I also recommend to always add the article to nouns to learn the gender more easily: le/la or un/une (especially if the definite article is l’).

linguaphilioist:

I read some of this this afternoon, here’s some vocab:

Un lotissement - allotment subdivision (of land)
On se croirait - one would believe (reflexive) used in the phrase ‘on se croirait en banlieue parisienne’ - one would believe themselves to be in a Parisian suburb.
Se hâter - to rush oneself
Bourgades - towns
Boîte de nuit - nightclub
Piétiner - to trample
On se prend à réfléchir… - one starts to think…
Une grève de la faim - a hunger strike
Poignardé - stabbed
Osé - dared to
On s’en fout? - who cares?
Charnues - fleshy (pl)
le Moule - mold (shaped container)
Revendication - claim/demand
Sitôt que - as soon as
Voué - dedicated
Aveugler - to blind
Atouts - assets
Raz-de-marée - tidal wave
Mollets - calves
J’y ai pris goût - I’ve taken a liking
Fleurir - to flourish/bloom
Vertus - virtues
Rayonner - to shine
Axée sur - focused on

I hope it’s okay if I correct things, I assume it is unless told otherwise, because I just want to help and I don’t want people to learn false things.

I didn’t know the translation of lotissement, nor did I know “allotment” so I checked these up and if I understood right they’re mostly false friends! I’m still not 100% sure though.

I added details on the word moule/mold (or mould) because there are different meanings in English and French (depending on the gender for the latter):

  • le moule, nm : mold (shaped container)
  • mouler, vtr : to mold
  • la moule, nf : mussel
  • la moisissure, nf : mold (fungus)

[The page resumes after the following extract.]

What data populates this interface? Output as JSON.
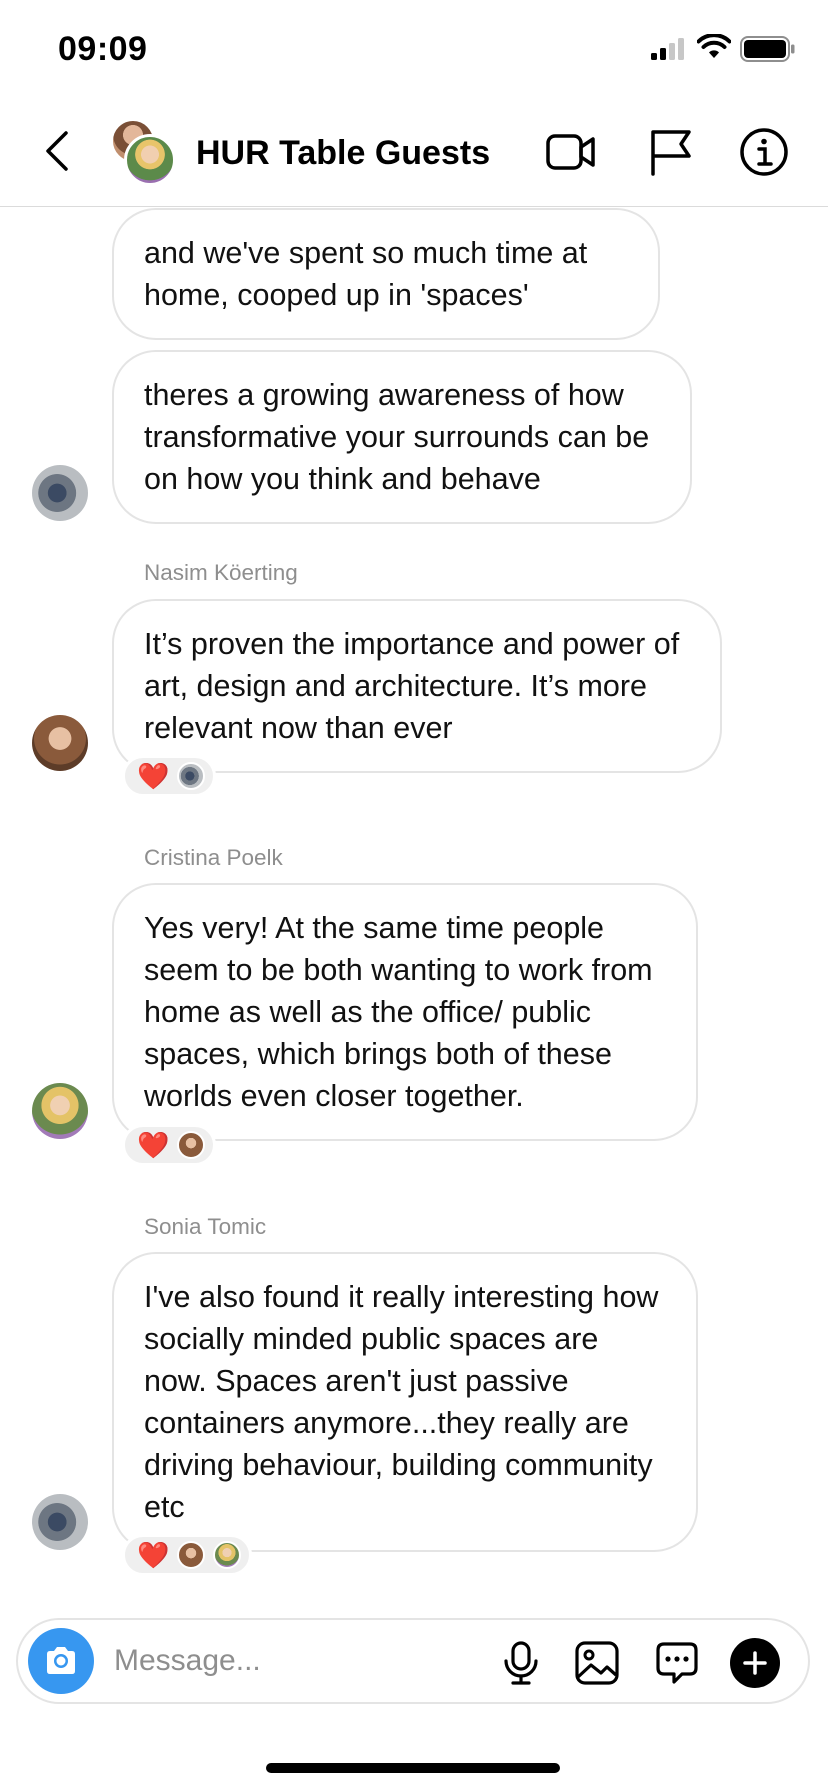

I also recommend to always add the article to nouns to learn the gender more easily: le/la or un/une (especially if the definite article is l’).

allthelanguages

Anonymous asked:

is "l'esprit de l'escalier" a real thing?

awesomefrench answered:

Nope 

nope 

no 

no (spanish accent)

niet

nEIN

It’s an old metaphor which first appeared around 1780 (I don’t bullshit you when I say it’s old) and I guess someone saw it in a book at some point, went crazy because it’s oh so damn hipster, and now all cheezy francophiles use it as their motto. Truly, I’ve never used it, not a single time in my whole life. And I’m a Diderot fan. 

Anonymous asked:

"est-ce qu'il faudraiT"** non ?

WOW THANKS I WAS VERY TIRED BUT THAT IS NO EXCUSE FOR MY BAD FRENCH D:

edit: MERCI PUTAIN J’ÉTAIS CREVÉ AVEC UN MAL DE CRÂNE PAS POSSIBLE QUAND J’AI ÉCRIT ÇA DÉSOLÉ JE N’AI AUCUNE EXCUSE MAIS SOYEZ INDULGENTS